When we think about it this way, the fact that Rabbi Yosef Yitzchak chose this melody as the beinoni’s anthem begins to makes a lot more sense. This is a very stable melody; there is no descent into uncertainty, no gesture toward approaching despair. It drives forward, pacing itself with measured strength. It pulsates with grit and determination, consistency and unwavering constancy. When it does roll slightly downward, it seems only to be gathering itself for the climb ahead. And even at its highest points, it never ascends into unbridled exuberance or ecstasy. Instead, its rising tones disclose a stirring triumph that is as disciplined as it is resolute, shining inwardly even as the beinoni drives onward, ever vigilant to the demands of the ongoing mission, and ever alive to the happy privilege of being in constant service of G‑d.

Rabbi Yosef Yitzchak, the rebbe who gave this nigun its name and adopted it as his anthem, lived through many difficulties, and three times was forced to rebuild Chabad’s infrastructure almost from scratch. In the wake of World War I and the Russian civil war, and in the face of widespread famine and intense anti-religious legislation, he rallied the scattered chassidim, as well as other rabbis, organizing them to resist the Communist oppressors and preserve the Jewish way of life and learning. After his arrest and exile from the Soviet Union in 1927, he transplanted the center of Chabad activities to Warsaw, Poland, expanding them through a powerful network of educational institutions whose growth was cut short by the Nazi onslaught in 1939. Arriving in the United States in 1940, he immediately set about establishing the central organizations that are the foundation of Chabad’s continued activities till today.

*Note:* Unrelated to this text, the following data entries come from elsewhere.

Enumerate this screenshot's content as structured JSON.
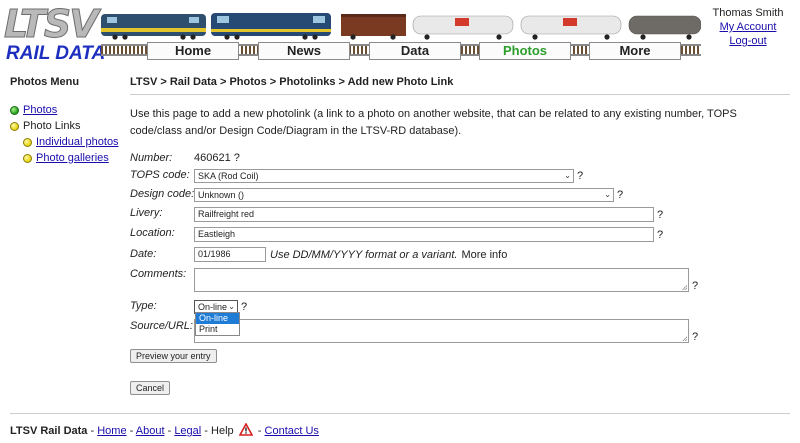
{
  "header": {
    "logo_text": "LTSV",
    "logo_subtext": "RAIL DATA",
    "nav": [
      {
        "label": "Home",
        "active": false
      },
      {
        "label": "News",
        "active": false
      },
      {
        "label": "Data",
        "active": false
      },
      {
        "label": "Photos",
        "active": true
      },
      {
        "label": "More",
        "active": false
      }
    ],
    "user_name": "Thomas Smith",
    "account_link": "My Account",
    "logout_link": "Log-out"
  },
  "sidebar": {
    "title": "Photos Menu",
    "items": [
      {
        "label": "Photos",
        "dot": "green",
        "link": true
      },
      {
        "label": "Photo Links",
        "dot": "yellow",
        "link": false
      },
      {
        "label": "Individual photos",
        "dot": "yellow",
        "link": true
      },
      {
        "label": "Photo galleries",
        "dot": "yellow",
        "link": true
      }
    ]
  },
  "main": {
    "breadcrumb": "LTSV > Rail Data > Photos > Photolinks > Add new Photo Link",
    "intro": "Use this page to add a new photolink (a link to a photo on another website, that can be related to any existing number, TOPS code/class and/or Design Code/Diagram in the LTSV-RD database).",
    "form": {
      "number_label": "Number:",
      "number_value": "460621",
      "tops_label": "TOPS code:",
      "tops_value": "SKA (Rod Coil)",
      "design_label": "Design code:",
      "design_value": "Unknown ()",
      "livery_label": "Livery:",
      "livery_value": "Railfreight red",
      "location_label": "Location:",
      "location_value": "Eastleigh",
      "date_label": "Date:",
      "date_value": "01/1986",
      "date_hint": "Use DD/MM/YYYY format or a variant.",
      "date_more": "More info",
      "comments_label": "Comments:",
      "comments_value": "",
      "type_label": "Type:",
      "type_value": "On-line",
      "type_options": [
        "On-line",
        "Print"
      ],
      "source_label": "Source/URL:",
      "source_value": "",
      "help_mark": "?",
      "preview_button": "Preview your entry",
      "cancel_button": "Cancel"
    }
  },
  "footer": {
    "site_name": "LTSV Rail Data",
    "links": [
      "Home",
      "About",
      "Legal"
    ],
    "help_label": "Help",
    "contact_link": "Contact Us"
  },
  "colors": {
    "link": "#1a0dab",
    "active_nav": "#2b9e2b",
    "logo_blue": "#1e2fc0",
    "dropdown_highlight": "#1e7bd6"
  }
}
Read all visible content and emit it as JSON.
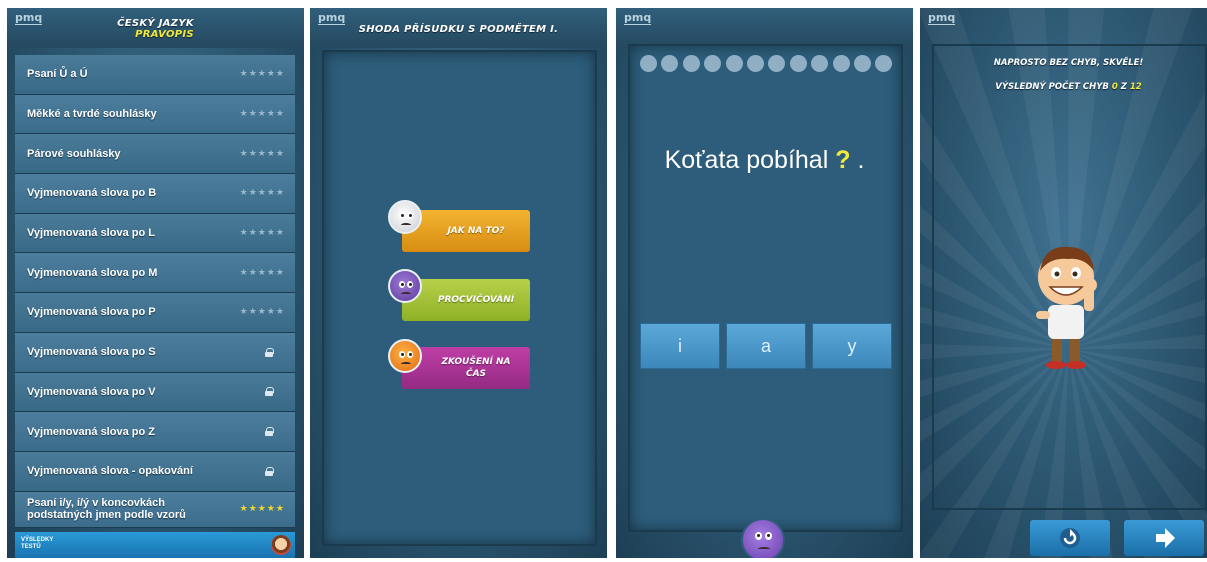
{
  "screen1": {
    "logo": "pmq",
    "title_line1": "Český jazyk",
    "title_line2": "pravopis",
    "items": [
      {
        "label": "Psaní Ů a Ú",
        "rating": "★★★★★",
        "locked": false
      },
      {
        "label": "Měkké a tvrdé souhlásky",
        "rating": "★★★★★",
        "locked": false
      },
      {
        "label": "Párové souhlásky",
        "rating": "★★★★★",
        "locked": false
      },
      {
        "label": "Vyjmenovaná slova po B",
        "rating": "★★★★★",
        "locked": false
      },
      {
        "label": "Vyjmenovaná slova po L",
        "rating": "★★★★★",
        "locked": false
      },
      {
        "label": "Vyjmenovaná slova po M",
        "rating": "★★★★★",
        "locked": false
      },
      {
        "label": "Vyjmenovaná slova po P",
        "rating": "★★★★★",
        "locked": false
      },
      {
        "label": "Vyjmenovaná slova po S",
        "rating": "",
        "locked": true
      },
      {
        "label": "Vyjmenovaná slova po V",
        "rating": "",
        "locked": true
      },
      {
        "label": "Vyjmenovaná slova po Z",
        "rating": "",
        "locked": true
      },
      {
        "label": "Vyjmenovaná slova - opakování",
        "rating": "",
        "locked": true
      },
      {
        "label": "Psaní i/y, í/ý v koncovkách podstatných jmen podle vzorů",
        "rating": "★★★★★",
        "locked": false,
        "gold": true
      }
    ],
    "footer_label": "VÝSLEDKY TESTŮ"
  },
  "screen2": {
    "logo": "pmq",
    "title": "Shoda přísudku s podmětem I.",
    "buttons": {
      "how": "Jak na to?",
      "practice": "Procvičování",
      "exam": "Zkoušení na čas"
    }
  },
  "screen3": {
    "logo": "pmq",
    "progress_total": 12,
    "question_text": "Koťata pobíhal",
    "question_blank": "?",
    "question_end": ".",
    "answers": [
      "i",
      "a",
      "y"
    ]
  },
  "screen4": {
    "logo": "pmq",
    "message": "Naprosto bez chyb, skvěle!",
    "result_prefix": "Výsledný počet chyb",
    "errors": "0",
    "result_of": "z",
    "total": "12"
  },
  "colors": {
    "accent_yellow": "#f0ea3c",
    "orange_button": "#e59c1d",
    "green_button": "#a6c236",
    "purple_button": "#aa3595",
    "answer_blue": "#4b97c9"
  }
}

Rabbi Yosef Yitzchak was a deeply incisive thinker whose teachings and writings eloquently display the riches of his literary talent. But above all, he was a leader of tremendous spirit and resolve. Faced time and again with devastating adversity, he never wavered from his mission, from his deep-set commitment to Jewish education, Jewish life and Jewish continuity.

On Simchat Torah 1927, just days before Rabbi Yosef Yitzchak was to leave Russia for good, he led his farewell farbrengen, a chassidic gathering at which many of those present were unsure if they would see their beloved rebbe again. The future of Judaism in Russia faced an existential threat. There are many haunting Chabad melodies that could have given vivid expression to their conflicting emotions, anxieties and hopes, and doubtless many songs were sung at this momentous gathering. But the song that is remembered from this last farbrengen is the “Beinoni.” As the Rebbe sang, he also reflected aloud on the inner content, the meaning of each stanza. One Yiddish phrase is recalled: “Az s’iz azey, farvos bistu not azey?” Loosely translated: “If this is the truth, why do your actions not reflect it?”

Perhaps this means that for the beinoni, there are no excuses. However difficult the situation is, the truth remains within reach. Whatever the challenges, the truth can be actualized. We need only summon the resolve to negotiate the struggle, to unwaveringly continue with the ongoing mission.

In Tanya, the beinoni is described not as “a servant of G‑d,” but as “one who is serving G‑d,” one who is “in the midst of service . . . which is in truth laborious, great toil to struggle . . . constantly.”4 This is not a label that describes the essential state of one’s soul, nor one’s interests and inclinations. This is a label that describes what one is doing, what he is constantly fighting for. It’s not about the internal ups and downs. It’s about the eternal way forward. This was the message back in 1927, and this is the message today: What matters most is what we do.